This matchless mental strength is what enabled Scott to reign for seven years over the legendary Western States (1999 to 2005); to win the diabolical Hardrock (2007) or the stifling Badwater (2005, 2006), as well as three golds at the Spartathlon in Greece from 2006 to 2008; and in 2010 to set the American record for the longest distance run in 24 hours with 165 miles at Brive-la-Gaillarde, in France.
The other mainstay of his balance is food: “Food was my medicine,” he says. In his book, Scott describes his eye-opening moment during physical therapy school while working as an intern at a hospital. A sick old man was grimacing at “salisbury steak drenched in something brown and congealed, instant potatoes . . . It was as though he was shouting. That’s when I heard part of the secret. What we eat is a matter of life and death. Food is who we are.”1
Since 1998, Scott has been eating green, avoiding animal protein, banishing any food taken from farmed animals, whether farmed animals or things tested on animals: “I am the living example, like many other elite runners, that being vegan is perfectly compatible with competing at a very high level. You find everything in plants, including excellent protein.” Scott, who lives with his wife, Jenny, in Boulder, the capital of trail running in the USA, is also convinced that running is built into human evolution: “We were meant to move swiftly over the earth. We knew how to run. If we could just return to that state of instinctive bliss, we would re-embrace the form and ease we had abandoned and run free from pain, fatigue, and injury.”

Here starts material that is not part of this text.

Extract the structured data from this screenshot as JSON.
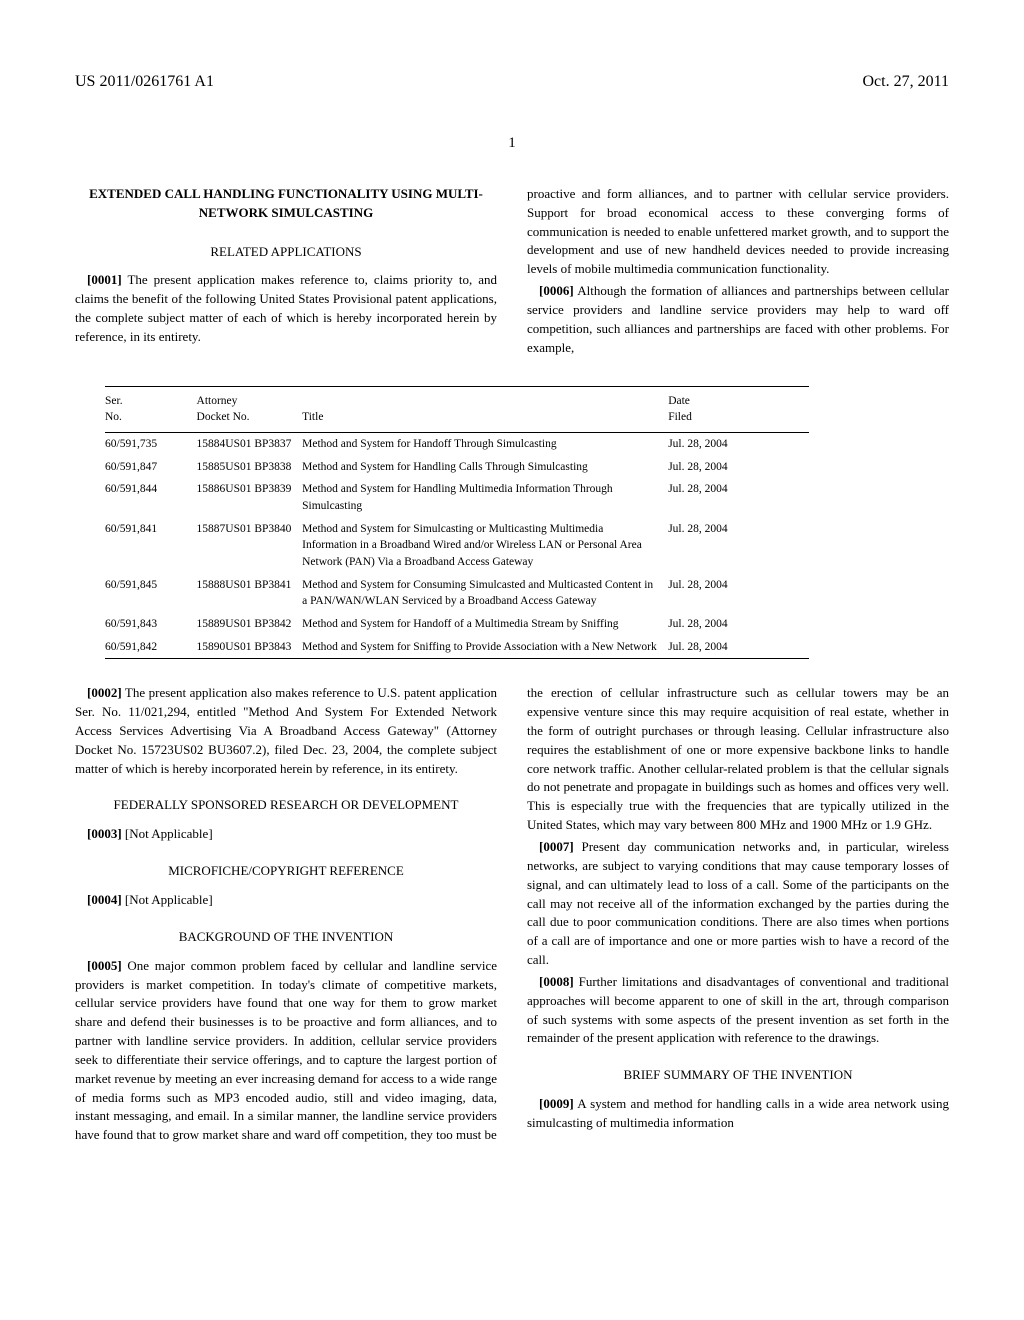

This approach, known as minimalism, has received extensive publicity in the United States, most notably through the book Born to Run in which Scott is one of the key figures. “Current heavily cushioned running shoes go against the natural stride, which lands on the forefoot, perpendicular with the pelvis. This so-called progress has led to all kinds of bad habits, like heel striking or long strides, and the sense that running is reserved for only a select few. That is a big mistake.”
From being a competitor, this serial winner has turned into a thinker. “Today, I am trying to clear the way to the unknown, find a way to my soul and my mind. I love to be in the mountains, explore new paths. It is like you are looking for your instinct when you run in the natural world. You have to focus on being in the moment, switch off your cell phone and blend in with the environment, like an animal.” Scott confesses to having a pronounced interest in the precepts of Buddhism and quotes the influence of the existentialists Sartre and Camus, who “described the plight of the outsider who felt like a stranger in an incomprehensible world,” or Hermann Hesse for his “search for the sacred amid chaos and suffering.”

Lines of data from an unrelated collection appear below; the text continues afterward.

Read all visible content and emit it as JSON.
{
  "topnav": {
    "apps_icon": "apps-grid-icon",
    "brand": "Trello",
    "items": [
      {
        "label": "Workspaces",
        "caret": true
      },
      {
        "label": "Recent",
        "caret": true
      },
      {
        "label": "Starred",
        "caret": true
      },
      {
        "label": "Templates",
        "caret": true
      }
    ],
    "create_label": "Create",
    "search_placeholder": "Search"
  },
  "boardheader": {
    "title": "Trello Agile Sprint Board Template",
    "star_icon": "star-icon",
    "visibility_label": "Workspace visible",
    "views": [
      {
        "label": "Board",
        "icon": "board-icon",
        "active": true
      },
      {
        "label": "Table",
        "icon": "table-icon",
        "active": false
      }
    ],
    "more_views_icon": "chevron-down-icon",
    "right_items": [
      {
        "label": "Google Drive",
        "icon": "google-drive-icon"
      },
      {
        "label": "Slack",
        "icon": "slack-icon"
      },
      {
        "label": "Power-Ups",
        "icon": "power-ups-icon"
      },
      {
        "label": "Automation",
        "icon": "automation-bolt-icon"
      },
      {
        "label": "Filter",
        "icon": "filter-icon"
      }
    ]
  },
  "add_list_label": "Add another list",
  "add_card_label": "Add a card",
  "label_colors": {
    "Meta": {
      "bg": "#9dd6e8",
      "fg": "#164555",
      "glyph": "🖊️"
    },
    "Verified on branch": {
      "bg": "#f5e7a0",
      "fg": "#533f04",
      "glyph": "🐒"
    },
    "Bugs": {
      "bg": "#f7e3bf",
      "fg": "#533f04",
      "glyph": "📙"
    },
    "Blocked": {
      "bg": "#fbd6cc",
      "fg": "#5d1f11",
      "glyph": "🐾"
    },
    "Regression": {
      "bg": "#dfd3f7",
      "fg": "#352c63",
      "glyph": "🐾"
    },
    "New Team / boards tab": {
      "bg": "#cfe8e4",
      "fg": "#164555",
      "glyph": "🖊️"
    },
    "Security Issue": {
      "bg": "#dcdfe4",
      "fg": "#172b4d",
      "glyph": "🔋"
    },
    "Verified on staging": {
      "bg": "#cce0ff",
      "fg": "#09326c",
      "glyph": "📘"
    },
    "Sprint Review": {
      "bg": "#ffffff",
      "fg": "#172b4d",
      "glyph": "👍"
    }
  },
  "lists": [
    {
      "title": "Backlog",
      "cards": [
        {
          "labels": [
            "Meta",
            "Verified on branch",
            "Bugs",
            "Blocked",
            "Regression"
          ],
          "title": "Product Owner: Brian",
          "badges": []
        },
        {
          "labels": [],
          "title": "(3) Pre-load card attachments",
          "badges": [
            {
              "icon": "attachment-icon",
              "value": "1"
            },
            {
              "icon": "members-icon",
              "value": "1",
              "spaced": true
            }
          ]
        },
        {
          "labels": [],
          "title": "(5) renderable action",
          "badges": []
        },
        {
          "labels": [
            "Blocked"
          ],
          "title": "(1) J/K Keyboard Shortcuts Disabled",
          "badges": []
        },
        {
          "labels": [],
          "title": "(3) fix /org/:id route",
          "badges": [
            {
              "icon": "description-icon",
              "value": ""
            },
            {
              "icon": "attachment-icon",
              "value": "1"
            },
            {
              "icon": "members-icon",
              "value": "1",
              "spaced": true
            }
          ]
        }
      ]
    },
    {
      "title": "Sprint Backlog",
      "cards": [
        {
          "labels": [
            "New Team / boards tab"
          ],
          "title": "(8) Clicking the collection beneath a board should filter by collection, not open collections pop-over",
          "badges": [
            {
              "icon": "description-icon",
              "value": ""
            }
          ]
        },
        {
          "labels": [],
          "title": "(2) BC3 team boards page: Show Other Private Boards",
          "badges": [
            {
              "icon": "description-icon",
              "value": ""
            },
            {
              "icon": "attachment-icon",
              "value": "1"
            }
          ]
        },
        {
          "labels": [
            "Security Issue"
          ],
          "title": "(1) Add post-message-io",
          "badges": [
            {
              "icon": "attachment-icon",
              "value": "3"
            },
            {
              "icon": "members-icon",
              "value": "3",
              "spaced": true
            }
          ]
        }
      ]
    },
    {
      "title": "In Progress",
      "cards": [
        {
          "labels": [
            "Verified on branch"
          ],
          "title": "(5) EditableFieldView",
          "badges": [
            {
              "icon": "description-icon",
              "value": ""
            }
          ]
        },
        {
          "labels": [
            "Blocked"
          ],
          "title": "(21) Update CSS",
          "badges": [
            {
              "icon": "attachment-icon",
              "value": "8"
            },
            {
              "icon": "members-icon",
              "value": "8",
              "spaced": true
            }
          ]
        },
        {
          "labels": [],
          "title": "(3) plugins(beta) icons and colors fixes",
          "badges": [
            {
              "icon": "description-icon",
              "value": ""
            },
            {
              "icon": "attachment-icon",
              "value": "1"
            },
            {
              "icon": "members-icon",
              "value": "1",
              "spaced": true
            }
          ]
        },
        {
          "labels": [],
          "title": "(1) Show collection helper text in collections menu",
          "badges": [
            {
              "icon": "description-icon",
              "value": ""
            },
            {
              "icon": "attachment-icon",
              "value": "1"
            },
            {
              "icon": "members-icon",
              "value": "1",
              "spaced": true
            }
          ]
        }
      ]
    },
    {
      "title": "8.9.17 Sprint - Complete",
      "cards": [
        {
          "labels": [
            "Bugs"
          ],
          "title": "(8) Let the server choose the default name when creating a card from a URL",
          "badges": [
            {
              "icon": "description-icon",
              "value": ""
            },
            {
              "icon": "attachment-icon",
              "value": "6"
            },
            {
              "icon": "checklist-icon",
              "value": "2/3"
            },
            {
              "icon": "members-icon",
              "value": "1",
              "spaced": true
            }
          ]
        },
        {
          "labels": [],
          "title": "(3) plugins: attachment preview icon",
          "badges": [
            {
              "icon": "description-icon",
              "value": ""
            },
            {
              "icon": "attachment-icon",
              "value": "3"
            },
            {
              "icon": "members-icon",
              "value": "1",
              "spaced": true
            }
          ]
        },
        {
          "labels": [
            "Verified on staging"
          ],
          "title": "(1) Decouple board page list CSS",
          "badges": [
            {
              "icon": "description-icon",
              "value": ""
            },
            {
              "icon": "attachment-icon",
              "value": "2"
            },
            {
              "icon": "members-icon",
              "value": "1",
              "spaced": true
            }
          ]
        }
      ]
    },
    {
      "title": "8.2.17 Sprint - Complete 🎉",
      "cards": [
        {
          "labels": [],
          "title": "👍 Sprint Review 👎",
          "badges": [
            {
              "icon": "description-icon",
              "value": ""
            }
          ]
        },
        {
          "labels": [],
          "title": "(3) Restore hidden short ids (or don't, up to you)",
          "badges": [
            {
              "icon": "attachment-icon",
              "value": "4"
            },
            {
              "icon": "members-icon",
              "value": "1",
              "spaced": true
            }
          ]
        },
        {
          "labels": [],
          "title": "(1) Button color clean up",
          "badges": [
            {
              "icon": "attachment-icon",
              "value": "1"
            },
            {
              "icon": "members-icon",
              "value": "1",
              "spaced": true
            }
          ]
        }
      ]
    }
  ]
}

This is how he found in his sport “the possibility of an inner journey to the limits of mind and body, achieving more than you ever thought possible.”
Winner of the Spartathlon (2008, 2007, 2006)
Winner of the Hardrock (2007)
Winner of the Badwater Ultramarathon (2006, 2005)
Winner of the Western States (2005, 2004, 2003, 2002, 2001, 2000, 1999)
Appalachian Trail record-holder (46 days, 8 hours, and 7 minutes)